→ What the task asks
For each line in the data below that has the word "icon", copy that line.

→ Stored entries
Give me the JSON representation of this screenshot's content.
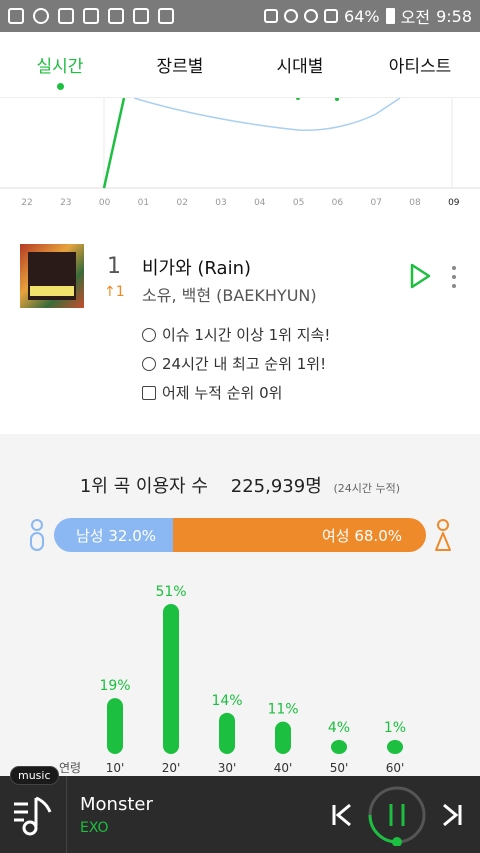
{
  "statusbar": {
    "battery": "64%",
    "ampm": "오전",
    "time": "9:58"
  },
  "tabs": [
    {
      "label": "실시간",
      "active": true
    },
    {
      "label": "장르별",
      "active": false
    },
    {
      "label": "시대별",
      "active": false
    },
    {
      "label": "아티스트",
      "active": false
    }
  ],
  "hour_chart": {
    "hours": [
      "22",
      "23",
      "00",
      "01",
      "02",
      "03",
      "04",
      "05",
      "06",
      "07",
      "08",
      "09"
    ],
    "line_color": "#1cbf3f",
    "curve_color": "#a9cff2"
  },
  "song": {
    "rank": "1",
    "rank_change": "↑1",
    "title": "비가와 (Rain)",
    "artist": "소유, 백현 (BAEKHYUN)",
    "facts": [
      "이슈 1시간 이상 1위 지속!",
      "24시간 내 최고 순위 1위!",
      "어제 누적 순위 0위"
    ],
    "play_icon": "play-icon",
    "more_icon": "more-vert-icon"
  },
  "stats": {
    "listeners_label": "1위 곡 이용자 수",
    "listeners_count": "225,939명",
    "listeners_note": "(24시간 누적)",
    "male_label": "남성 32.0%",
    "female_label": "여성 68.0%",
    "male_share": 0.32,
    "female_share": 0.68,
    "male_color": "#8bb8f2",
    "female_color": "#ef8a2a",
    "age_axis_label": "연령"
  },
  "chart_data": {
    "type": "bar",
    "categories": [
      "10'",
      "20'",
      "30'",
      "40'",
      "50'",
      "60'"
    ],
    "values": [
      19,
      51,
      14,
      11,
      4,
      1
    ],
    "value_labels": [
      "19%",
      "51%",
      "14%",
      "11%",
      "4%",
      "1%"
    ],
    "xlabel": "연령",
    "ylabel": "",
    "color": "#1cbf3f"
  },
  "player": {
    "badge": "music",
    "title": "Monster",
    "artist": "EXO",
    "progress": 0.25
  }
}
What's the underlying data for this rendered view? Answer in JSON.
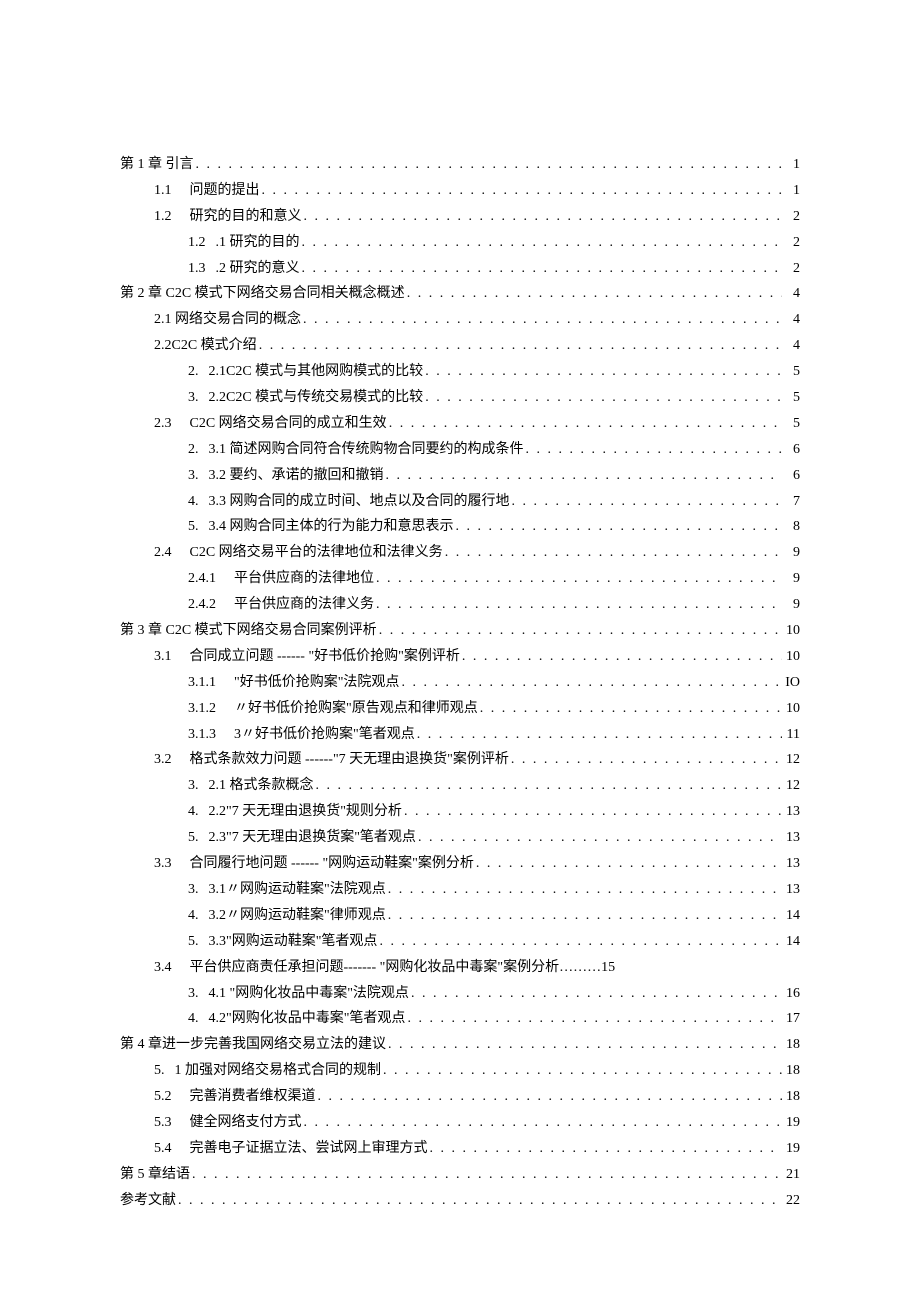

→ Result below
    "play_icon": "play-icon",
    "more_icon": "more-vert-icon"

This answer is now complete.